1) It's Only Over When...; 2) Chasing The Wild Goose; 3) Billy Gnosis; 4) Time And Disregard; 5) The Dichotomy; 6) Million Days; 7) Losing Generation; 8) ...You Give Up.
Apart from being one of the most bizarre releases in the history of hardcore, Into The Unknown is not particularly enlightening, interesting, or exciting. It is usually quoted as «that unfortunate prog experiment by Bad Religion», which is not very accurate, I think; the word «progressive» only appears in conjunction with the main band members (Graffin and Gurewitz) having once proclaimed to have had a crush on progressive rock acts. There is, at most, one track here that bears a direct influence of classic 1970s prog — the seven-minute, multi-part epic ʽTime And Disregardʼ — but everything else is more like «anthemic power-pop with a heavy keyboard fetish». And totally godawful production values.

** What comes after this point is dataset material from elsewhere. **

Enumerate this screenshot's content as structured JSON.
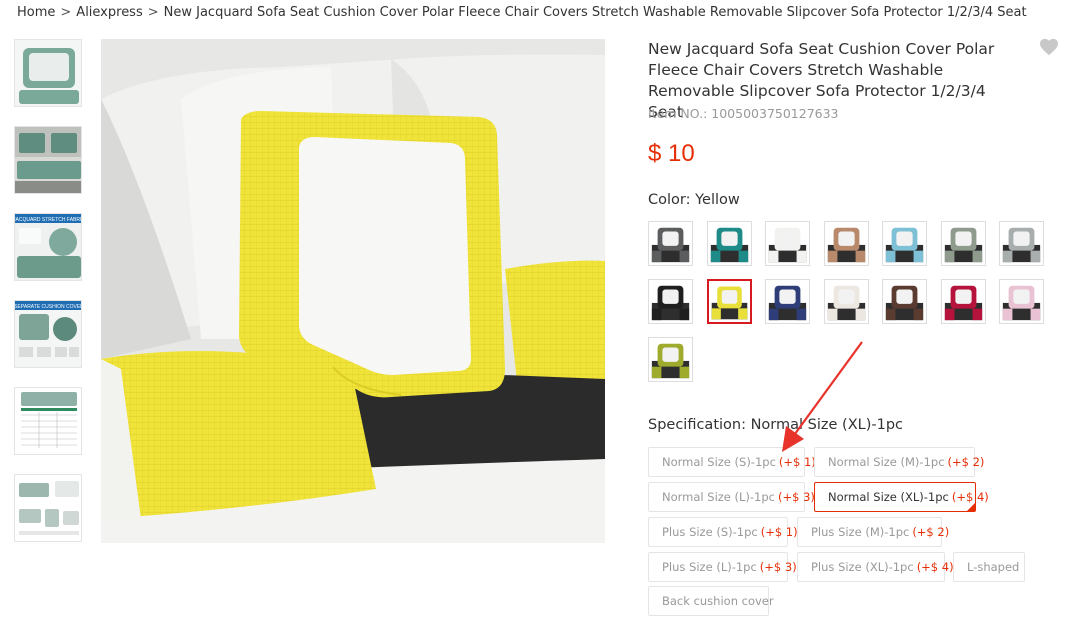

Bad Religion's entire rhythm section quit in protest over this unexpected change of direction, and they can be understood: just as the band was starting to make headlines with their brand of «intelligent hardcore», lo and behold, Greg Graffin drags a keyboard out of the bushes and learns to sing instead of... well, you know. The new look band's live shows were reported to be abandoned by fans in droves at the first sight of the synthesizer. In the end, they just had to acknowledge that the whole thing was a silly mistake. As far as I know, the entire album has never even been released on CD so far (although, curiously enough, it has been re-released on vinyl for the 30 Year Anniversary Box Set — go figure!).

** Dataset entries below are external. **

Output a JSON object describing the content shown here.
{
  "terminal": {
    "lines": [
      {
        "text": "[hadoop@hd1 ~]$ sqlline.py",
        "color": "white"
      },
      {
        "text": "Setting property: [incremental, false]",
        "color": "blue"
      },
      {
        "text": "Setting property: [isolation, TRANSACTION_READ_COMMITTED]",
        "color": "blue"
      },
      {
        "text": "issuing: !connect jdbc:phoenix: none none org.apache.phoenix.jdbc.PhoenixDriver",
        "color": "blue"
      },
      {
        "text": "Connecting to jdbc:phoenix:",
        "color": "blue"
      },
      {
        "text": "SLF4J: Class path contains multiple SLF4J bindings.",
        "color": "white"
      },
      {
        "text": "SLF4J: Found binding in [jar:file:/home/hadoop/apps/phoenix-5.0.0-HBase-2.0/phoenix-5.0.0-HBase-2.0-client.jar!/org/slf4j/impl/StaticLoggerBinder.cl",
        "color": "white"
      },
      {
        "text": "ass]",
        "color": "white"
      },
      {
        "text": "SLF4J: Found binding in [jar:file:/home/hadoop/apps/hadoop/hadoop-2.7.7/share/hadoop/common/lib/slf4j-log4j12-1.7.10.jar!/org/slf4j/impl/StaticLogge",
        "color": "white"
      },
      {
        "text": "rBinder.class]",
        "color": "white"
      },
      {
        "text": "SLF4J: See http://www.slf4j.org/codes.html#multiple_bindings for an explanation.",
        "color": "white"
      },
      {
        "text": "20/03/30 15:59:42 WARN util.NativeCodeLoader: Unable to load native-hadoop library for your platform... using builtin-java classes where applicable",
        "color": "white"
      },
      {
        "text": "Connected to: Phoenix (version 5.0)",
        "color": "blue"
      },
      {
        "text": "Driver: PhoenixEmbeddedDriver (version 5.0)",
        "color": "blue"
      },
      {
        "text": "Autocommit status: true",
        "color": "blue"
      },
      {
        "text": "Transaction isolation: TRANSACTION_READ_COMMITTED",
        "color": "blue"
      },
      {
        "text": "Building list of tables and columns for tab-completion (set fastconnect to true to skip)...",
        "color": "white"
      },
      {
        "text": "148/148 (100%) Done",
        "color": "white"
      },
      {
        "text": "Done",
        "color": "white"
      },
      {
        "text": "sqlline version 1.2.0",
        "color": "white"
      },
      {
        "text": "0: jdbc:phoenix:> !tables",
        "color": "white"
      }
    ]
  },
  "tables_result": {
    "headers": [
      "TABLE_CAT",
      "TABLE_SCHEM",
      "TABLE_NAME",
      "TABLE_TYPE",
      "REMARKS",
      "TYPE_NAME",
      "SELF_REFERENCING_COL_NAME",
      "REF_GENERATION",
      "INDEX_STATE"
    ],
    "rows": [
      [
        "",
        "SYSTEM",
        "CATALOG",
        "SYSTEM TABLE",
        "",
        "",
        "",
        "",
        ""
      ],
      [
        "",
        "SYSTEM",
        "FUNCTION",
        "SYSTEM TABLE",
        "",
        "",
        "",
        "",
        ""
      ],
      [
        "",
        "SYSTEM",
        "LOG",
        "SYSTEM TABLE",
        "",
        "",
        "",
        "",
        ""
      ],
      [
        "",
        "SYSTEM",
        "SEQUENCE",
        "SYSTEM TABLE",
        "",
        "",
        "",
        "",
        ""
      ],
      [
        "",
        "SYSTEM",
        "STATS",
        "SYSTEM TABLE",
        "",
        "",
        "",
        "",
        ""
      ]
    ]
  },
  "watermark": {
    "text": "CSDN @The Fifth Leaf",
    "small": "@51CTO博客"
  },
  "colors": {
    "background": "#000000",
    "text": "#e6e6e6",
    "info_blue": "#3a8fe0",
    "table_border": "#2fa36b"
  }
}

The album does suck, for sure, but not because of the «switch» — I'm always happy to witness a switch when it works. The biggest problem is that the songs are just no good. It is quickly evident what has been lost — the speed, the energy, the sneering, the standard punk riffage variations that become appreciable once you get to know them — but it is not immediately clear what it is they have gained. As a «pop» or «prog» singer, Graffin has no distinct personality; as a guitar player in either one of these genres, Gurewitz has little credibility; and the keyboards really, really suck, as if they only had saved up for the cheapest available model — oh, these tones, not even worthy of a late-period Genesis. Even those few songs that preserve a bit of rock'n'roll crunch are seriously cheesified by them (ʽLosing Generationʼ).

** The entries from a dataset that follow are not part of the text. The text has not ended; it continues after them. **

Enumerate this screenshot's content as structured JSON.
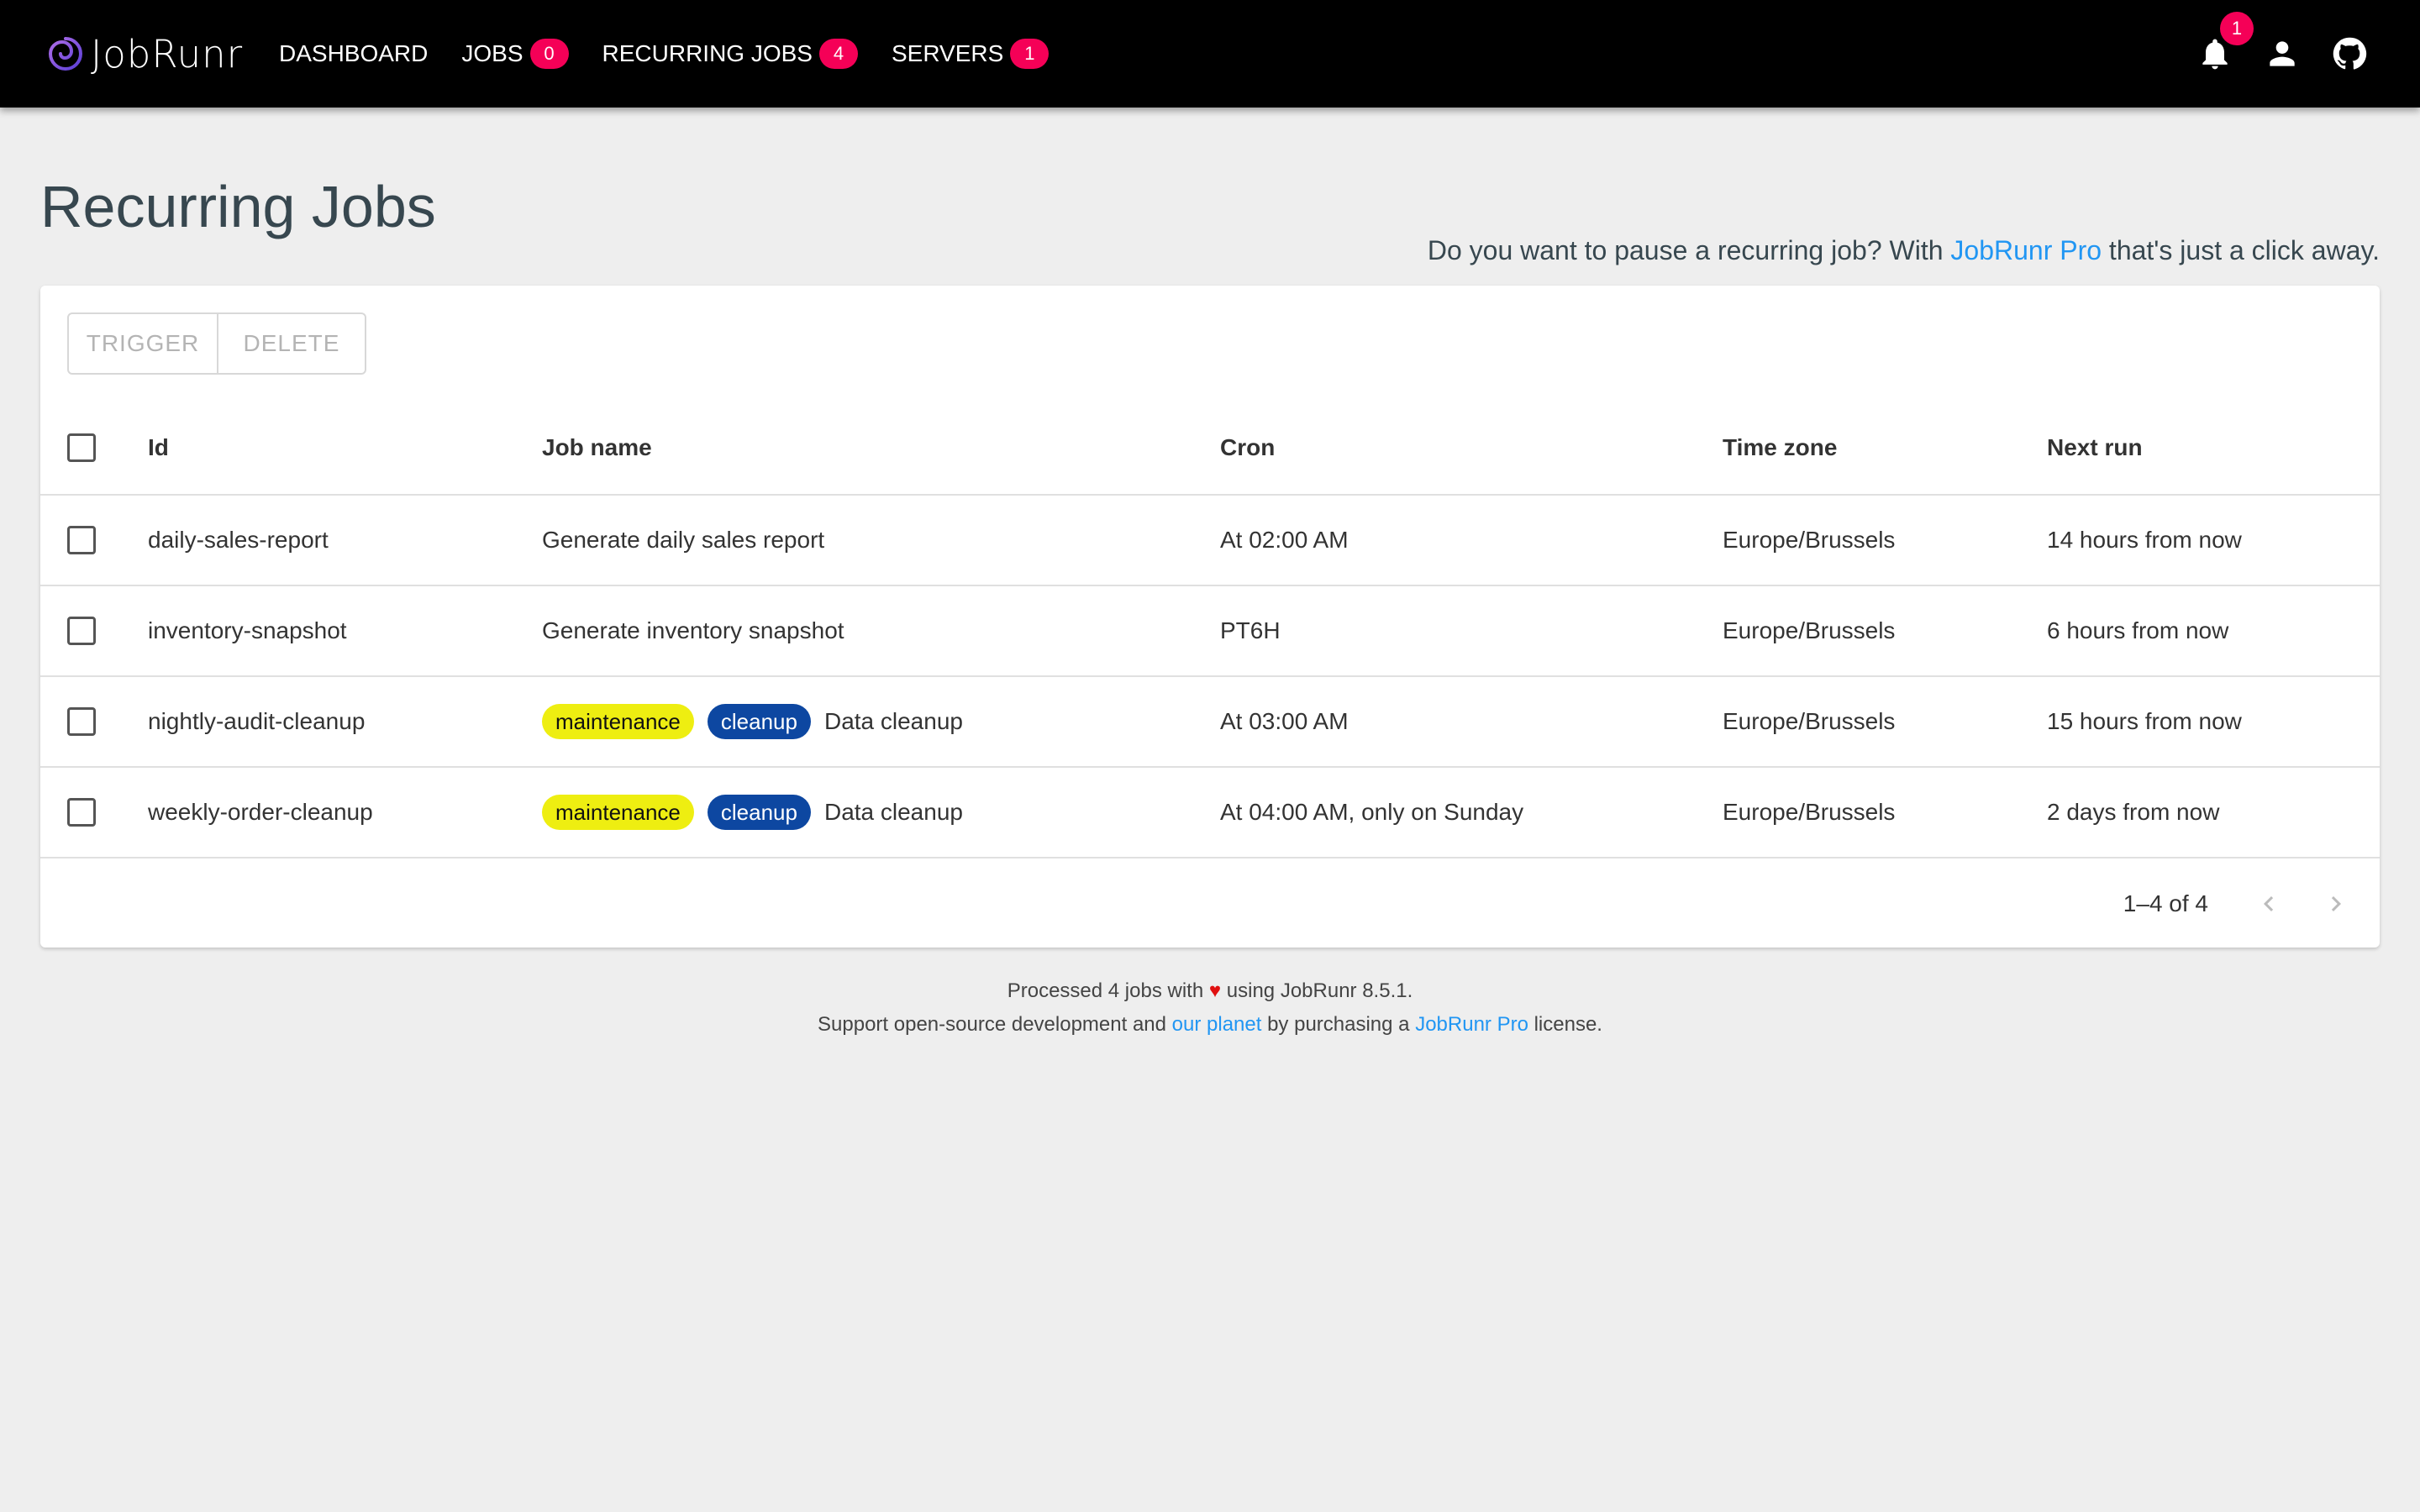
{
  "app": {
    "logo_text": "JobRunr"
  },
  "nav": {
    "items": [
      {
        "label": "DASHBOARD",
        "badge": ""
      },
      {
        "label": "JOBS",
        "badge": "0"
      },
      {
        "label": "RECURRING JOBS",
        "badge": "4"
      },
      {
        "label": "SERVERS",
        "badge": "1"
      }
    ],
    "notifications_badge": "1"
  },
  "page": {
    "title": "Recurring Jobs",
    "promo_prefix": "Do you want to pause a recurring job? With ",
    "promo_link": "JobRunr Pro",
    "promo_suffix": " that's just a click away."
  },
  "toolbar": {
    "trigger_label": "TRIGGER",
    "delete_label": "DELETE"
  },
  "table": {
    "headers": {
      "id": "Id",
      "name": "Job name",
      "cron": "Cron",
      "timezone": "Time zone",
      "next_run": "Next run"
    },
    "rows": [
      {
        "id": "daily-sales-report",
        "tags": [],
        "name": "Generate daily sales report",
        "cron": "At 02:00 AM",
        "timezone": "Europe/Brussels",
        "next_run": "14 hours from now"
      },
      {
        "id": "inventory-snapshot",
        "tags": [],
        "name": "Generate inventory snapshot",
        "cron": "PT6H",
        "timezone": "Europe/Brussels",
        "next_run": "6 hours from now"
      },
      {
        "id": "nightly-audit-cleanup",
        "tags": [
          "maintenance",
          "cleanup"
        ],
        "name": "Data cleanup",
        "cron": "At 03:00 AM",
        "timezone": "Europe/Brussels",
        "next_run": "15 hours from now"
      },
      {
        "id": "weekly-order-cleanup",
        "tags": [
          "maintenance",
          "cleanup"
        ],
        "name": "Data cleanup",
        "cron": "At 04:00 AM, only on Sunday",
        "timezone": "Europe/Brussels",
        "next_run": "2 days from now"
      }
    ],
    "tag_colors": {
      "maintenance": "#eeee11",
      "cleanup": "#0d47a1"
    }
  },
  "pagination": {
    "range_text": "1–4 of 4"
  },
  "footer": {
    "line1_prefix": "Processed 4 jobs with ",
    "heart": "♥",
    "line1_suffix": " using JobRunr 8.5.1.",
    "line2_prefix": "Support open-source development and ",
    "line2_link1": "our planet",
    "line2_middle": " by purchasing a ",
    "line2_link2": "JobRunr Pro",
    "line2_suffix": " license."
  },
  "colors": {
    "accent": "#f50057",
    "link": "#2196f3",
    "topbar": "#000000",
    "background": "#eeeeee"
  },
  "icons": [
    "jobrunr-logo-icon",
    "bell-icon",
    "account-icon",
    "github-icon",
    "chevron-left-icon",
    "chevron-right-icon"
  ]
}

And, since we are no longer hardcore, what we need here is outstanding melodies. Instead, we get flat, faceless «martial» rhythms or boogie lines, where the role of rhythm guitar is limited to putting down a bedrock of power chords (some of the solos are sufficiently melodic, to be fair, but are we really supposed to simply wait for the solo each time? Gurewitz ain't no Clapton anyway). ʽChasing The Wild Gooseʼ alone tries to open with something that resembles a catchy riff, then realizes it sounds a bit too close to ʽZiggy Stardustʼ (thanks to Mark Prindle for pointing that out) and quickly shifts to a one-chord mid-tempo melody with rotten vocals.
Lyrically, the album moves away from hardcore bluntness and into the realm of obscure metaphors and ellipses that still seem to be dealing with the same major topic («society rot»). Seeing the lines to ʽTime And Disregardʼ on paper, I could perfectly well picture them sung by the likes of Peter Hammill — someone whose average care for melodic memorability was more or less on the same level as Graffin's, but whose ability to credibly «get into character» was quite unsurpassed, whereas Graffin here does not even begin to try.
Overall, it just looks they did not pack enough supplies and undergo the proper physical training to justify a serious cosmic journey Into The Unknown. The braveness — nay, the craziness — of the gesture may be appreciated, of course (much like the «braveness» of jumping off the 20th floor to see what happens), but the results are, at worst, disastrous (each time the keyboards start staging a particularly ferocious assault on the senses) and, at best, just boring. Even if ʽLosing Generationʼ chugs along at a fine speed, I'd rather re-enjoy the same chug on something like, say, The Amboy Dukes' ʽJourney To The Center Of The Mindʼ. Thumbs down.